I typically pen an article when I feel particularly strongly about a name one way or another. While I am certainly flexible and change my views when the facts change (if you don't, then you are doing yourself a disservice), there are times when I go from having a viewpoint one way to having some very real indecision due largely to a conflict of fundamental views against market dynamics. A name that elicits some indecision for me is Fusion-io (NYSE:FIO).
Fusion-io is a controversial name that elicits extreme emotion from both the bulls and the bears. The bears - who believe that Fusion-io is set to hit the single digits - argue that the company's business model of trying to sell performance for a premium is unlikely to be particularly profitable going forward as competition swarms in and eats the company's lunch.
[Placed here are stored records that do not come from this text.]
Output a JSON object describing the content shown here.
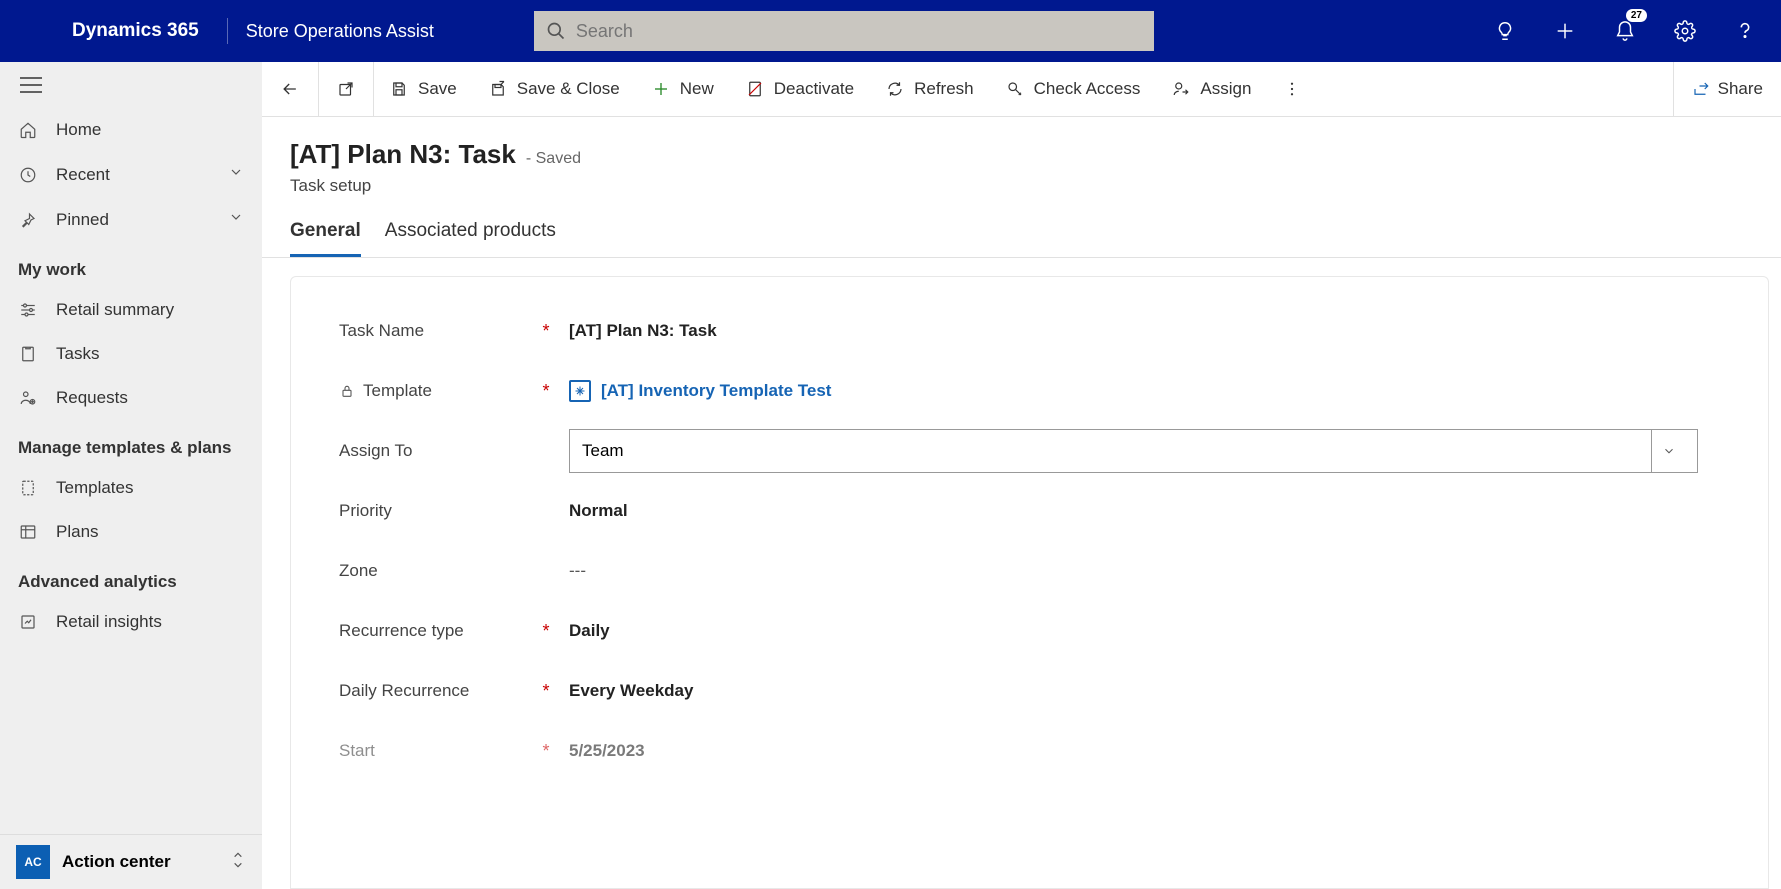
{
  "header": {
    "brand": "Dynamics 365",
    "app_name": "Store Operations Assist",
    "search_placeholder": "Search",
    "notification_count": "27"
  },
  "sidebar": {
    "home": "Home",
    "recent": "Recent",
    "pinned": "Pinned",
    "section_mywork": "My work",
    "retail_summary": "Retail summary",
    "tasks": "Tasks",
    "requests": "Requests",
    "section_manage": "Manage templates & plans",
    "templates": "Templates",
    "plans": "Plans",
    "section_advanced": "Advanced analytics",
    "retail_insights": "Retail insights",
    "app_switcher_badge": "AC",
    "app_switcher_label": "Action center"
  },
  "commands": {
    "save": "Save",
    "save_close": "Save & Close",
    "new": "New",
    "deactivate": "Deactivate",
    "refresh": "Refresh",
    "check_access": "Check Access",
    "assign": "Assign",
    "share": "Share"
  },
  "page": {
    "title": "[AT] Plan N3: Task",
    "saved_label": "- Saved",
    "subtitle": "Task setup",
    "tabs": {
      "general": "General",
      "associated": "Associated products"
    }
  },
  "form": {
    "labels": {
      "task_name": "Task Name",
      "template": "Template",
      "assign_to": "Assign To",
      "priority": "Priority",
      "zone": "Zone",
      "recurrence_type": "Recurrence type",
      "daily_recurrence": "Daily Recurrence",
      "start": "Start"
    },
    "values": {
      "task_name": "[AT] Plan N3: Task",
      "template": "[AT] Inventory Template Test",
      "assign_to": "Team",
      "priority": "Normal",
      "zone": "---",
      "recurrence_type": "Daily",
      "daily_recurrence": "Every Weekday",
      "start": "5/25/2023"
    }
  }
}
The bulls, more optimistic, believe that Fusion-io's focus on software differentiates itself quite nicely from the competition, and that while customer concentration in the likes of Facebook (NASDAQ:FB) and HP (NYSE:HPQ) is inherently risky, the business has been seeking diversification within a wider customer base in the small/medium business arena.
The most recent financial results - in which the company saw a 7% Y/Y decline in its revenue and sharply lower operating margins leading to a net-loss - suggest that the company isn't exactly in the best of shape, and that the optimistic projections from last year of hyper top and bottom line growth simply didn't pan out.
From a fundamental perspective, Fusion-io is deteriorating quickly where it counts, and I believe that the ousting of the former CEO David Flynn was a reflection of the Board of Directors' dissatisfaction with the direction of the business. The question, though, is whether Fusion-io is the next big "winner" and manages to achieve profitable growth in the face of lowered expectations, or if it is a broken business destined for the single digits before a take-out for pennies-on-the-dollar?
Bull Case: A Massive Short Squeeze
Fusion-io shares are very heavily shorted, and as a result, its shares are incredibly volatile. Just how large is the short interest? It's to the tune of 26 million shares and is near a 52-week high:
Surprisingly enough, this market is filled with cheap liquidity, and as a result, short squeezes abound, as we can see with a number of previously beaten down names:
Now, the problems with Fusion-io are real, but some good news thrown its way could - especially in this environment - lead to some interesting upward momentum. In fact, even at the most recent earnings report which wasn't exactly stellar, the shares rallied hard on the back of a report that simply wasn't "terrible" - surely a result of short covering:
But what can go right going forward? Well, essentially, look for the following as upside catalysts:
- Diversity in Customer Base: this will alleviate one of the major structural fears surrounding the company and will probably get the sell-side back on board the train
- Confirmation Of Execution Strength: with a new management team in place, the Street may remain cautious until there is evidence that these folks can really drive profitable growth. That means margins stay intact in a backdrop of double digit growth.
- Hype/Fanfare: These types of highly shorted former momentum stocks typically respond well to hype. While the new CEO confirmed that there are no buyout talks in place, buyout rumors, partnership rumors, and design win traction all typically serve as upside catalysts.
How about on the downside? Well, any sign that margins are compressing rapidly, revenue slowing, failure to diversify the customer base, or design win losses to cheaper, more commodity products from the likes of Intel (NASDAQ:INTC) could further pressure shares as the short thesis plays out.
This is a highly event and news driven name with a gigantic short interest and equally gargantuan volatility. There's a lot of upside potential here, but the downside risk isn't trivial. Be very careful with this stock, especially if you're treating this as a "buy and hold" - this is much more a trader's stock rather than one for the long-term, sleep-soundly-at-night investors.
Disclosure: I am long INTC. I wrote this article myself, and it expresses my own opinions. I am not receiving compensation for it (other than from Seeking Alpha). I have no business relationship with any company whose stock is mentioned in this article.